This study, entitled Rich pickings near large communal roosts favour 'gang' foraging by juvenile common ravens, Corvus corax, was carried out by a team from the University of Exeter's Cornwall Campus and the Institute of Biology, NTNU, Trondheim, Norway.

Sarah Hoyle | EurekAlert!
Further information:
http://www.exeter.ac.uk

More articles from Life Sciences:

nachricht Cancer diagnosis: no more needles?
25.05.2018 | Christian-Albrechts-Universität zu Kiel

nachricht Less is more? Gene switch for healthy aging found
25.05.2018 | Leibniz-Institut für Alternsforschung - Fritz-Lipmann-Institut e.V. (FLI)

All articles from Life Sciences >>>

The most recent press releases about innovation >>>

Die letzten 5 Focus-News des innovations-reports im Überblick:

Im Focus: Powerful IT security for the car of the future – research alliance develops new approaches

The more electronics steer, accelerate and brake cars, the more important it is to protect them against cyber-attacks. That is why 15 partners from industry and academia will work together over the next three years on new approaches to IT security in self-driving cars. The joint project goes by the name Security For Connected, Autonomous Cars (SecForCARs) and has funding of €7.2 million from the German Federal Ministry of Education and Research.

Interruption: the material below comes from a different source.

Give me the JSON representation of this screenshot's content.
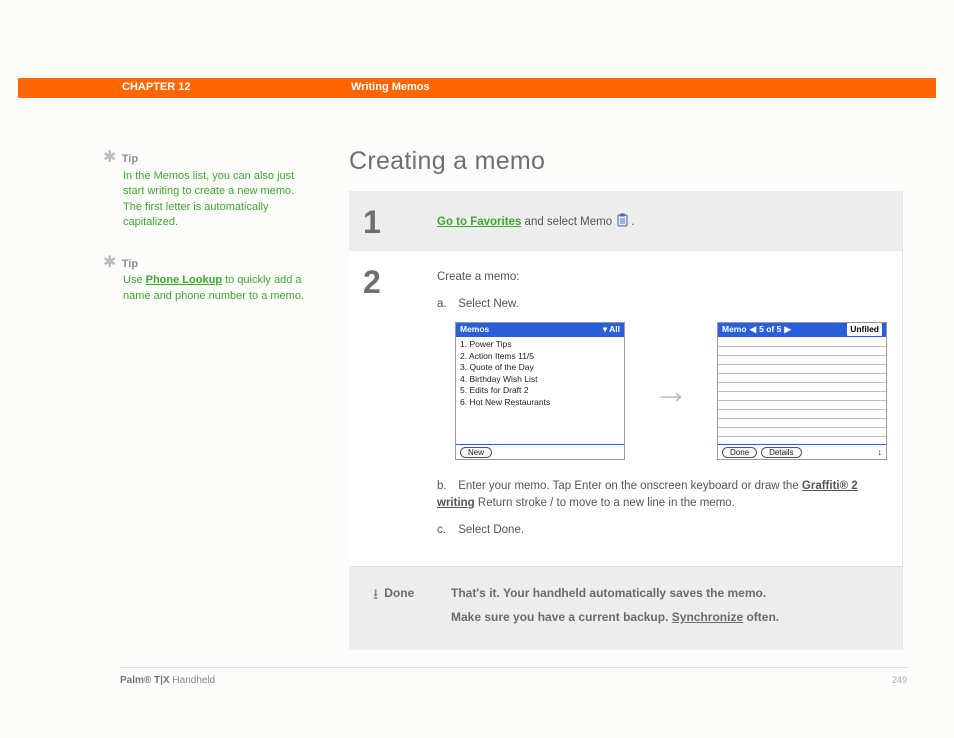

Infineon is leading the project.

Vehicles already offer diverse communication interfaces and more and more automated functions, such as distance and lane-keeping assist systems. At the same...

Im Focus: Molecular switch will facilitate the development of pioneering electro-optical devices

A research team led by physicists at the Technical University of Munich (TUM) has developed molecular nanoswitches that can be toggled between two structurally different states using an applied voltage. They can serve as the basis for a pioneering class of devices that could replace silicon-based components with organic molecules.

The development of new electronic technologies drives the incessant reduction of functional component sizes. In the context of an international collaborative...

Im Focus: LZH showcases laser material processing of tomorrow at the LASYS 2018

At the LASYS 2018, from June 5th to 7th, the Laser Zentrum Hannover e.V. (LZH) will be showcasing processes for the laser material processing of tomorrow in hall 4 at stand 4E75. With blown bomb shells the LZH will present first results of a research project on civil security.

At this year's LASYS, the LZH will exhibit light-based processes such as cutting, welding, ablation and structuring as well as additive manufacturing for...

Im Focus: Self-illuminating pixels for a new display generation

There are videos on the internet that can make one marvel at technology. For example, a smartphone is casually bent around the arm or a thin-film display is rolled in all directions and with almost every diameter. From the user's point of view, this looks fantastic. From a professional point of view, however, the question arises: Is that already possible?

At Display Week 2018, scientists from the Fraunhofer Institute for Applied Polymer Research IAP will be demonstrating today’s technological possibilities and...

Im Focus: Explanation for puzzling quantum oscillations has been found

So-called quantum many-body scars allow quantum systems to stay out of equilibrium much longer, explaining experiment | Study published in Nature Physics

Recently, researchers from Harvard and MIT succeeded in trapping a record 53 atoms and individually controlling their quantum state, realizing what is called a...

All Focus news of the innovation-report >>>

Anzeige

Anzeige

VideoLinks
Industry & Economy
Event News

In focus: Climate adapted plants

25.05.2018 | Event News

Save the date: Forum European Neuroscience – 07-11 July 2018 in Berlin, Germany

02.05.2018 | Event News

Invitation to the upcoming "Current Topics in Bioinformatics: Big Data in Genomics and Medicine"

13.04.2018 | Event News

 
Latest News

In focus: Climate adapted plants

25.05.2018 | Event News

Flow probes from the 3D printer

25.05.2018 | Machine Engineering

Less is more? Gene switch for healthy aging found

25.05.2018 | Life Sciences

VideoLinks
Science & Research
Overview of more VideoLinks >>>